As for health care reform, the numbers are lousy but not disastrous, as you know if you follow it in national polls. 37% think they will be better off and 42% think they will be worse off if health care reform passes. On the other hand, for the “country as a whole,” “better” leaads “worse” 45-40. No doubt the numbers are dragged down by strong Republican opposition, but the two sets for independents are 31-35 and 41-33. The numbers are very striking by race, because only 28% of “Whites” think they’ll be better off. Overall, 35% say they’d advise their memver of Congress to vote for a health care reform bill, 40% against, and 25% don’t know. That 25% is more Democrats and Independents, so they need to be won over, perhaps by the reality of the bill helping them. (Cough, cough, too bad some genius designed most of the benefits to start years from now.)

Adler considering voting for health care reform

Well, we’re on the final push for health care reform and Democrats are rounding up every last vote they need. Here’s the Wall Street Journal on John Adler:

Rep. John Adler (D., N.J.), a freshman who won a Republican-leaning district in 2008, is also undecided, after voting no last fall. He said the Senate bill did a better job containing health costs.

In an interview, he said he had spoken directly to the president about the issue and was not worried about Republican arguments that Democrats would pay a political price for supporting the health bill. “I think people shouldn’t be worried about their careers. They should be worried about doing what’s right.”

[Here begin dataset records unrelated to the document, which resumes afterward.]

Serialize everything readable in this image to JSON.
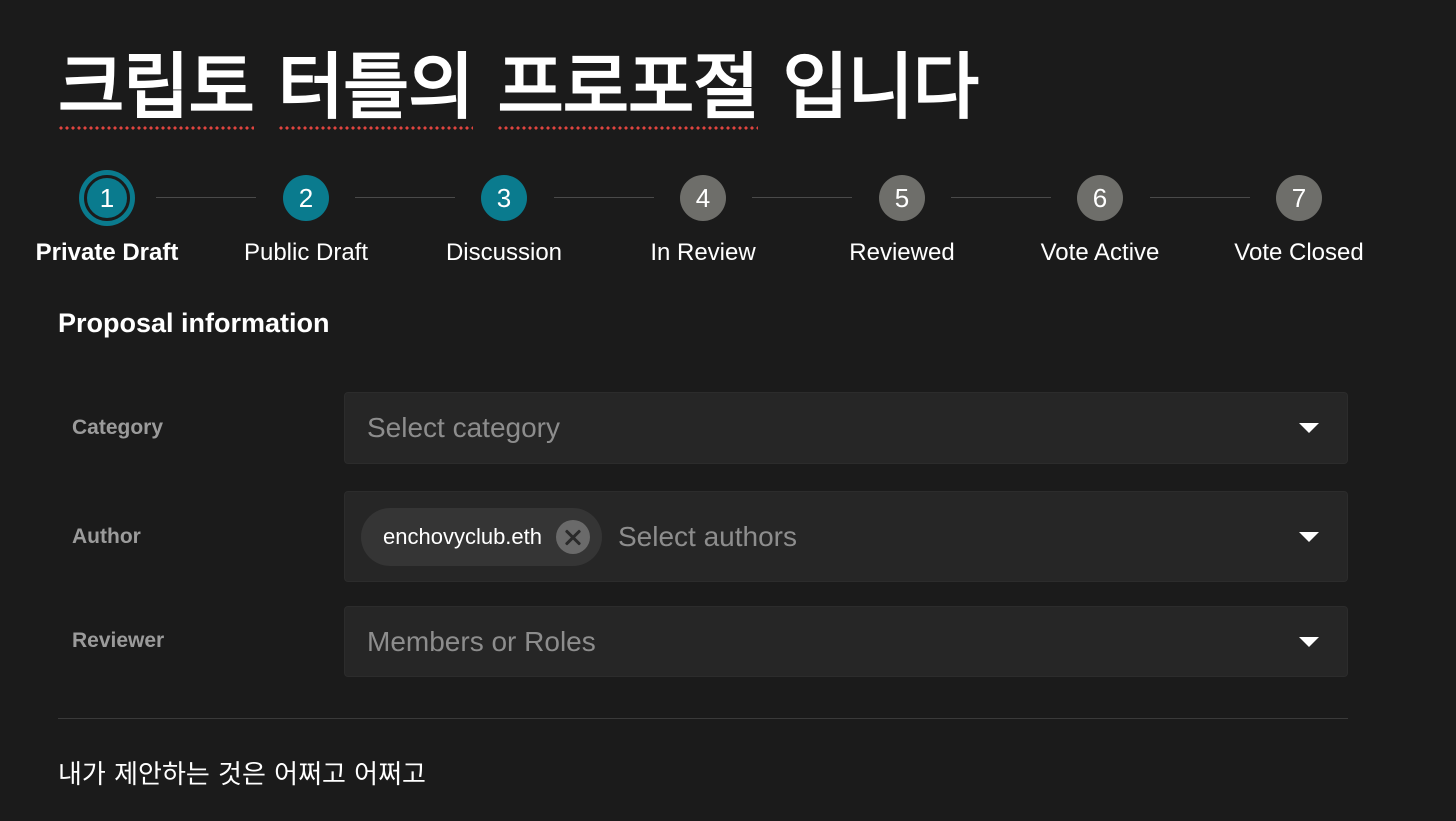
{
  "title": {
    "words": [
      "크립토",
      "터틀의",
      "프로포절",
      "입니다"
    ]
  },
  "stepper": {
    "steps": [
      {
        "number": "1",
        "label": "Private Draft",
        "state": "current"
      },
      {
        "number": "2",
        "label": "Public Draft",
        "state": "done"
      },
      {
        "number": "3",
        "label": "Discussion",
        "state": "done"
      },
      {
        "number": "4",
        "label": "In Review",
        "state": "todo"
      },
      {
        "number": "5",
        "label": "Reviewed",
        "state": "todo"
      },
      {
        "number": "6",
        "label": "Vote Active",
        "state": "todo"
      },
      {
        "number": "7",
        "label": "Vote Closed",
        "state": "todo"
      }
    ]
  },
  "section": {
    "title": "Proposal information"
  },
  "fields": {
    "category": {
      "label": "Category",
      "placeholder": "Select category"
    },
    "author": {
      "label": "Author",
      "chip": "enchovyclub.eth",
      "placeholder": "Select authors"
    },
    "reviewer": {
      "label": "Reviewer",
      "placeholder": "Members or Roles"
    }
  },
  "body": {
    "text": "내가 제안하는 것은 어쩌고 어쩌고"
  },
  "colors": {
    "background": "#1b1b1b",
    "accent_teal": "#0a7b8e",
    "inactive_step": "#6e6e6a",
    "input_bg": "#262626",
    "spellcheck_red": "#e0443f"
  }
}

He did emphasize cost controls in his previous criticism so it’s pretty consistent. If you live in the district it might be good to phone. The Senate bill is well short of what progressives wanted, but I think we’d regret not having in ten years. There’s also this interview with Fox News (I don’t think this is same interview) where he is undecided, but he keeps emphasizing the viewpoint of business.